Following a Liberty Union High School District board meeting held May 6, Superintendent Eric Volta announced the district tentatively plans to conduct in-person commencement ceremonies for the nearly 1,900 seniors in the district expected to graduate this year.
“Pending shelter-in-place orders, we have pushed back the commencements to June 22, 23 and 24,” he said. “Right now, we’re planning on these commencements being student only. If we cannot hold those ceremonies per the current shelter-in-place orders, then we’ll have a virtual ceremony.”
With the school year quickly drawing to a close, school administrators are trying to develop graduation plans that will recognize students’ achievements while adhering to a continuously evolving set of restrictions resulting from the statewide stay-at-home order.
“Graduation is the most important event on our campuses each year,” said Carrie Wells, Heritage High School principal “As a district, I feel that we are trying our best to have plans that keep with the spirit of the traditional ceremonies offering an opportunity for families to create positive memories during this unprecedented time.”

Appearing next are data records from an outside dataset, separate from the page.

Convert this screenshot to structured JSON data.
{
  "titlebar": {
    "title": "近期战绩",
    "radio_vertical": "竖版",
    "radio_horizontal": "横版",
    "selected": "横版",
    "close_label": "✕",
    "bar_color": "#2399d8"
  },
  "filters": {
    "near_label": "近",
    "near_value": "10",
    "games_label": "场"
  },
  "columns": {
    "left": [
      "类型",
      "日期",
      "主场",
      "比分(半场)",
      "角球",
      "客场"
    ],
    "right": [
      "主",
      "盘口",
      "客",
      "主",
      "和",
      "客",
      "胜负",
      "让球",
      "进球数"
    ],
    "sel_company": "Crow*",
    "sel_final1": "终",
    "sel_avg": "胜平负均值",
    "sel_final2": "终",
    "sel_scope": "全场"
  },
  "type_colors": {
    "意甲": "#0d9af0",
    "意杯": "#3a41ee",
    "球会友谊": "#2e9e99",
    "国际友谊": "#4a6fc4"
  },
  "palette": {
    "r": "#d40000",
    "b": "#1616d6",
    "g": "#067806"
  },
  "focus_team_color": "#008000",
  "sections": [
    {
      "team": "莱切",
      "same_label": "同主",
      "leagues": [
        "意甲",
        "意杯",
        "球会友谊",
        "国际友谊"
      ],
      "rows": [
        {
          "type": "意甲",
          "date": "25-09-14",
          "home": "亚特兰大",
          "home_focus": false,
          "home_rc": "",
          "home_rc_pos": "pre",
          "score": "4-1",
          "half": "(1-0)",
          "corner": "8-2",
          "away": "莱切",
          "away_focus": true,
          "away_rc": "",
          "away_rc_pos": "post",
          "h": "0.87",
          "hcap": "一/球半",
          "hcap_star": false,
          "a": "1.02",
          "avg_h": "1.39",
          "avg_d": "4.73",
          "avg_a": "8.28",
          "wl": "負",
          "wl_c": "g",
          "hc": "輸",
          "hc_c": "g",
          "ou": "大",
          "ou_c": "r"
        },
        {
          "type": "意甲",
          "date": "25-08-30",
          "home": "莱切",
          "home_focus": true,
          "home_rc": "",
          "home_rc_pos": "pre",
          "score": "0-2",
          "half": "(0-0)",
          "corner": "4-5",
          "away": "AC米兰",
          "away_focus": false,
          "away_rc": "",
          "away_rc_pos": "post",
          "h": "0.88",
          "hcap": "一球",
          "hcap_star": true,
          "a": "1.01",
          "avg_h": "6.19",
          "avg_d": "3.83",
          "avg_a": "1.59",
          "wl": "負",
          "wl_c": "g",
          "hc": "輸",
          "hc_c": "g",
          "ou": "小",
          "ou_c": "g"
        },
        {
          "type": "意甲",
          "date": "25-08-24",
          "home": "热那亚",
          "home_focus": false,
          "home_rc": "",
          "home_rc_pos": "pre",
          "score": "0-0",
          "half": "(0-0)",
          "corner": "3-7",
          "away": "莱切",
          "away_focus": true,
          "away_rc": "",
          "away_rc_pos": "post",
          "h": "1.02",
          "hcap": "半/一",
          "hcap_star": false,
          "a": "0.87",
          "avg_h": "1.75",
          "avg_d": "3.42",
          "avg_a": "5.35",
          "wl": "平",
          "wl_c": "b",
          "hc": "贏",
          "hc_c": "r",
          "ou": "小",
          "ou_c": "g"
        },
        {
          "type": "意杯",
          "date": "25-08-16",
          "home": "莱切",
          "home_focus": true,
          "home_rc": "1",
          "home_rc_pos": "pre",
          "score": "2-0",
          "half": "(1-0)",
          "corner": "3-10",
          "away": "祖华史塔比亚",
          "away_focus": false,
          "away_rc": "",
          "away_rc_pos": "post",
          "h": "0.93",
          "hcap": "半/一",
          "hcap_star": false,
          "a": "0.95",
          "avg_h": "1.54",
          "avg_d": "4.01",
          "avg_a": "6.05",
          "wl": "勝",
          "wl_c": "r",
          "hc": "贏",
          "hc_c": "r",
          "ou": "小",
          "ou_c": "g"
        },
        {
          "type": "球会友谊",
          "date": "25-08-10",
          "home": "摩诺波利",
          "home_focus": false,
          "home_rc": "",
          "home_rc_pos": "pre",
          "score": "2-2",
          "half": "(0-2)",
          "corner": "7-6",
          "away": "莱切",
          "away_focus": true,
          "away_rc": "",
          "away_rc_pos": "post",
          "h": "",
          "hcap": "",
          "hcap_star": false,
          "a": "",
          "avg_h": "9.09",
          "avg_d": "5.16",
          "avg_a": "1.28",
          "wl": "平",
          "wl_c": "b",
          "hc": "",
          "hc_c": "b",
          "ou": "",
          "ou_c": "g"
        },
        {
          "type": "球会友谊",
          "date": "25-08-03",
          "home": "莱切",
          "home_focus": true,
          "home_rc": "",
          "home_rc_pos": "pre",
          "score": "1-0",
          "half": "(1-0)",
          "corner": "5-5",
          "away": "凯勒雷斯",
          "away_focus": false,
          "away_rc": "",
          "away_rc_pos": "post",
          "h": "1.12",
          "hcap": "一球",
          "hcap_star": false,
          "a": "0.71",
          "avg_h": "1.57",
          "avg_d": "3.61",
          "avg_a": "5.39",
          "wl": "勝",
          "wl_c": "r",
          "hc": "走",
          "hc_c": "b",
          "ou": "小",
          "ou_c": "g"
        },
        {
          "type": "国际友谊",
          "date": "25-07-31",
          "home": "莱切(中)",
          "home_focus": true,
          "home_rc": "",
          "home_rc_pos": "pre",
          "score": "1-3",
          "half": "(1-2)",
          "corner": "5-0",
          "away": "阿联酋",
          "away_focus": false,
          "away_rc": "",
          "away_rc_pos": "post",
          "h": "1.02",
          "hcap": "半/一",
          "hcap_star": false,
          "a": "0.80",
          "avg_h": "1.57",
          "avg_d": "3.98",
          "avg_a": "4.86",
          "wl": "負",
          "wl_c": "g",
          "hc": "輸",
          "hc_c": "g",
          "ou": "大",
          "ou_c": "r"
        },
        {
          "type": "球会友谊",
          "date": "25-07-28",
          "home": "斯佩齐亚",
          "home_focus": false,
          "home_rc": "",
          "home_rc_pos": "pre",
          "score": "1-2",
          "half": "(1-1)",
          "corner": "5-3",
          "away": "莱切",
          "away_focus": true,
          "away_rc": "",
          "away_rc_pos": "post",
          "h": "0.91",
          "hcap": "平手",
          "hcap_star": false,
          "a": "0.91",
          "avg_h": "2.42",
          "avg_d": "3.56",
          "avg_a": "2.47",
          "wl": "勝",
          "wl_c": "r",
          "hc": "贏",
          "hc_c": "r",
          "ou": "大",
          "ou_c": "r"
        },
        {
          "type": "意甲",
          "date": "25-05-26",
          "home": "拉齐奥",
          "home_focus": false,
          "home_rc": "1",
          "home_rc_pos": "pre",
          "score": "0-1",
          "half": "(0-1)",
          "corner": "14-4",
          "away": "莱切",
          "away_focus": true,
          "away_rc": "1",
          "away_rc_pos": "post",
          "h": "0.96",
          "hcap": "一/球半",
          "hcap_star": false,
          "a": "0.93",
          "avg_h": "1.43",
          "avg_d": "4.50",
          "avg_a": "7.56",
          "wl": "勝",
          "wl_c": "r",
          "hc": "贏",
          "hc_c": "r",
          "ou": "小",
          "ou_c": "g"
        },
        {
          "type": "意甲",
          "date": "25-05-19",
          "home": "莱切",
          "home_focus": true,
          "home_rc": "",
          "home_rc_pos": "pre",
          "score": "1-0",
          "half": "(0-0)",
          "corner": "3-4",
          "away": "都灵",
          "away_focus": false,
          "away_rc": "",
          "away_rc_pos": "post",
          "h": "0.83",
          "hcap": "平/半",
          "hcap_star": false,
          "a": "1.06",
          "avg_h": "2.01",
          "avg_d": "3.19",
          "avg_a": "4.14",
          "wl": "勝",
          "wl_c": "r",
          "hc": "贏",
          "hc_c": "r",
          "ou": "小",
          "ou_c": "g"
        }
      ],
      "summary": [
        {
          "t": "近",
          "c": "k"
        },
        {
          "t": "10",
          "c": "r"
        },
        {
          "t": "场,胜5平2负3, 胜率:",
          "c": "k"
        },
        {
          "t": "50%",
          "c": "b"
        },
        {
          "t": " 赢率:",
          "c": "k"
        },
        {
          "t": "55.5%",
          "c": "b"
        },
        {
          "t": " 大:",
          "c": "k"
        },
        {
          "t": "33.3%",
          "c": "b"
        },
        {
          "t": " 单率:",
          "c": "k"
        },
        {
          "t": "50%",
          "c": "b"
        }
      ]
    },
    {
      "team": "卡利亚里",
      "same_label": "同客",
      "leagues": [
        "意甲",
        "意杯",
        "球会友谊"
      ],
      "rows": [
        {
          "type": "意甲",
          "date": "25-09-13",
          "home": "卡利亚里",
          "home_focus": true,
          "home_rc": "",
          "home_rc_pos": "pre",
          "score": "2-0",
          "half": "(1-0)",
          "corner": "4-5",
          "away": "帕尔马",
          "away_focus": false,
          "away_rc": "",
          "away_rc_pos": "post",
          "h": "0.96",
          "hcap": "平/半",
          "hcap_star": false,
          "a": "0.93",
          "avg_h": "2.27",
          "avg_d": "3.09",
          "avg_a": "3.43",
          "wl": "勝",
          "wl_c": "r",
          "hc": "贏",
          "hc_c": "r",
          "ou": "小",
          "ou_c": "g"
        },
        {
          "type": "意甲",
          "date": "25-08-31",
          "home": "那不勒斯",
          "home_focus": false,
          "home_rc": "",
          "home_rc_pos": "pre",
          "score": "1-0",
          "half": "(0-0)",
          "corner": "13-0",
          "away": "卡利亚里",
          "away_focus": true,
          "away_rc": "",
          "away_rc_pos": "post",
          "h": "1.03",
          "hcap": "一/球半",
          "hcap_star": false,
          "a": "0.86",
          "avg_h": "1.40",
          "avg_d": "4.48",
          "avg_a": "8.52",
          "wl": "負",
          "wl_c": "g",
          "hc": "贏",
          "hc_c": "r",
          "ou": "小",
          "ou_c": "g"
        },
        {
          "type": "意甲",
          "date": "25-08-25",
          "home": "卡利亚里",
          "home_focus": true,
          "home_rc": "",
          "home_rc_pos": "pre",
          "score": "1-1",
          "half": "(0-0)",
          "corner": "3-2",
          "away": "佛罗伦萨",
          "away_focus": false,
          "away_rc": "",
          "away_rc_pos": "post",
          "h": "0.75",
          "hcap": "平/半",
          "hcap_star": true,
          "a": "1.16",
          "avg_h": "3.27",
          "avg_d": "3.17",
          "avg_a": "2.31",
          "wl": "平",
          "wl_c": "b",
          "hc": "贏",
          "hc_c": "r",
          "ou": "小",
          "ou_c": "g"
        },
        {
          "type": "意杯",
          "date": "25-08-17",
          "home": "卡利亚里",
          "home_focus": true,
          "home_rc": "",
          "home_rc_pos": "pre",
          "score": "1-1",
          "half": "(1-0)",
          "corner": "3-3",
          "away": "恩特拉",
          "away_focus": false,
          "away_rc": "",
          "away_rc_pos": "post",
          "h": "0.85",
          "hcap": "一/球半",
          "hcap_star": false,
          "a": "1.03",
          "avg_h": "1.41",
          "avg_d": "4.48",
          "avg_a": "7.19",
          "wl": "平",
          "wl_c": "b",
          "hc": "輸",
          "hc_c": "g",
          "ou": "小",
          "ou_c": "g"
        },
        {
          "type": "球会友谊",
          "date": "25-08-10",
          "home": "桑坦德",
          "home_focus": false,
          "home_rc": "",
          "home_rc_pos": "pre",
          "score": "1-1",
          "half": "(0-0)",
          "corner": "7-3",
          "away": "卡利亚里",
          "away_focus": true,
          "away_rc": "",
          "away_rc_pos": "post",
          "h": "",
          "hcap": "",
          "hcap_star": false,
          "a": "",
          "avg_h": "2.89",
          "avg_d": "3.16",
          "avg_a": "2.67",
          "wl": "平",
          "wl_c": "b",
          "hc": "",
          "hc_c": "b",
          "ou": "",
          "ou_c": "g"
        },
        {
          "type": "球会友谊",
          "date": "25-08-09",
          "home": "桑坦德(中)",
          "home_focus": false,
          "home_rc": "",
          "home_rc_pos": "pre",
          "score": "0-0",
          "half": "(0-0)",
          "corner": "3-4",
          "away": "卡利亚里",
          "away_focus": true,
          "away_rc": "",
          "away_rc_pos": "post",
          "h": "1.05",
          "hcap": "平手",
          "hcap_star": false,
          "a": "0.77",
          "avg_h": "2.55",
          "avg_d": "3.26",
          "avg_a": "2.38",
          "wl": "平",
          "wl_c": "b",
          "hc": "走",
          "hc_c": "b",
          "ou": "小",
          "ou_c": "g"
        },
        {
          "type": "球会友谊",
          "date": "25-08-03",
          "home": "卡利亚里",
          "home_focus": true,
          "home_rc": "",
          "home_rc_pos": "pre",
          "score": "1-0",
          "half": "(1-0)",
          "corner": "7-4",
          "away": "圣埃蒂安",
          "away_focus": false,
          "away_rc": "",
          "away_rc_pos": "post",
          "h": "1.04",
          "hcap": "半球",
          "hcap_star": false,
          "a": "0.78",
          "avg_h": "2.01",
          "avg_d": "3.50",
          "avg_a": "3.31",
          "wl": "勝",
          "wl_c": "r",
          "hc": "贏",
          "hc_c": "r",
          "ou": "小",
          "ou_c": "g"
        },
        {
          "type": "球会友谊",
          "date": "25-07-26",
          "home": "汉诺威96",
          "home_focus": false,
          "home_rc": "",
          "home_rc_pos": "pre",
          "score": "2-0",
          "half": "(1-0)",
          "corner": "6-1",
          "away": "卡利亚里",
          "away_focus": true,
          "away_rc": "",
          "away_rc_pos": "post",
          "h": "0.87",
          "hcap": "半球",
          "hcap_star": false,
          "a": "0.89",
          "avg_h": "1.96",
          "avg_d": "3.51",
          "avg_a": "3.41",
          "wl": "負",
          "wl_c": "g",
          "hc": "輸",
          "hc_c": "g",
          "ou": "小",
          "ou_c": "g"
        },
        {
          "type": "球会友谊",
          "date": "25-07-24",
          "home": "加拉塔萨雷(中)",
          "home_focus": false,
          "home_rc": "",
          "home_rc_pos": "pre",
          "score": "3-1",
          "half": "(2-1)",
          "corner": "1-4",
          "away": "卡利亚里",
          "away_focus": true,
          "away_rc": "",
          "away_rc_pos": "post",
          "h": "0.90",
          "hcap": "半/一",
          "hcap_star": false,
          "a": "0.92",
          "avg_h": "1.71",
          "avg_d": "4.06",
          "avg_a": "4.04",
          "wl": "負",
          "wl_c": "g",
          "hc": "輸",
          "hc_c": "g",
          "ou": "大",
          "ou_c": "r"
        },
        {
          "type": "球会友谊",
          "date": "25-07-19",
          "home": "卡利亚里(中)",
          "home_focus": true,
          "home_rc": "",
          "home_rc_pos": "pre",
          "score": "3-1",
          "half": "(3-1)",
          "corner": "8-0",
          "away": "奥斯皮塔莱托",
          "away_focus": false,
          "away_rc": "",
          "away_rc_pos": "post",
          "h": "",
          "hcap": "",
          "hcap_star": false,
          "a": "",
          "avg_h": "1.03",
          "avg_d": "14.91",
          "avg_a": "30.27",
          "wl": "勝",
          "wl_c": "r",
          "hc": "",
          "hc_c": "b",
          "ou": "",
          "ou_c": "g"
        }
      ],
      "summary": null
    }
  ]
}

This week, Contra Costa Health Services (CCHS) issued graduation guidance that urged school administrators to forego in-person graduations in favor of virtual ceremonies. The county did issue guidelines for two types of graduation ceremony options including a drive-thru diploma pickup and an in-person graduation for gatherings of less than 25 graduates. However, even the drive-thru option compels administrators to limit ceremonies to a maximum of 200 cars. With more than 500 graduates each at Liberty, Heritage and Freedom high schools, that cap presents a serious logistical challenge.
“We recognize the need for people to connect and celebrate,” said Dr. Chris Farnitano, Contra Costa County health officer. “However, gatherings like graduation ceremonies are a major contributor to the spread of COVID-19.”
It is unclear at this point how the county’s guidance on graduation will impact LUHSD’s graduation plans.
The current shelter-in-place order in effect for Contra Costa County is slated to expire May 31. So far, CCHS has given little indication as to whether the existing order will be extended in its current form or if restrictions will be eased. At the state level, Gov. Gavin Newsom has spent the last two weeks outlining the conditions under which restrictions can be loosened, but Contra Costa County, along with six other Bay Area counties and the City of Berkeley, has held firm and allowed no such action.
“All of our plans are based upon the county health orders,” Volta said. “We’re not thumbing our nose at the county health services department. They’ve been a great help and a great resource. We are still planning on complying with whatever shelter-in-place orders are in place at the time. When the new health orders come out for June, that’s when we’ll make a decision one way or the other.”
Despite conversations about the pandemic, school officials have not lost sight of how this school year and this graduation have gone far astray from the expectations of the district’s seniors.
“We have all been dreaming of the day we get to suffer through sitting in the hot sun during June just to walk across that stage,” explained Kiala Kieffer, a graduating senior at Freedom High School. “I am missing out on all the fun end-of-year senior activities; the rallys, the senior ditch day, the day we get to practice our graduation. And most of all, we missed out on saying goodbye. We never knew the day before spring break would be our last day.”
Caps and gowns have been distributed to seniors. Recognition ceremonies for athletic and academic achievements have been held virtually. But plans for the graduation day ceremonies are still developing. Given the heat that can be expected in late June, Volta expects commencement to be held earlier or later in the day. The events may be viewable online as they happen, but at the least, they will be taped for later viewing. And plans to deal with spectators who may not be able to resist the urge to peer through a fence to watch the proceedings are being considered. These are all reminders to those involved how different this year’s graduation will be from any that have come before, and hopefully, any that will come after it.
“Our goal is to provide (students) with the most meaningful event possible under the current restrictions,” Liberty High School Principal Heather Harper said. “Our students have worked exceptionally hard, and we know what graduation means not only to them, but their families. Our students will be stronger and more resilient, because they have had to overcome the loss of what they thought the end of their senior year would be. But hopefully, they will see that, while this year may look different, it will be unique and something only they will get to experience.”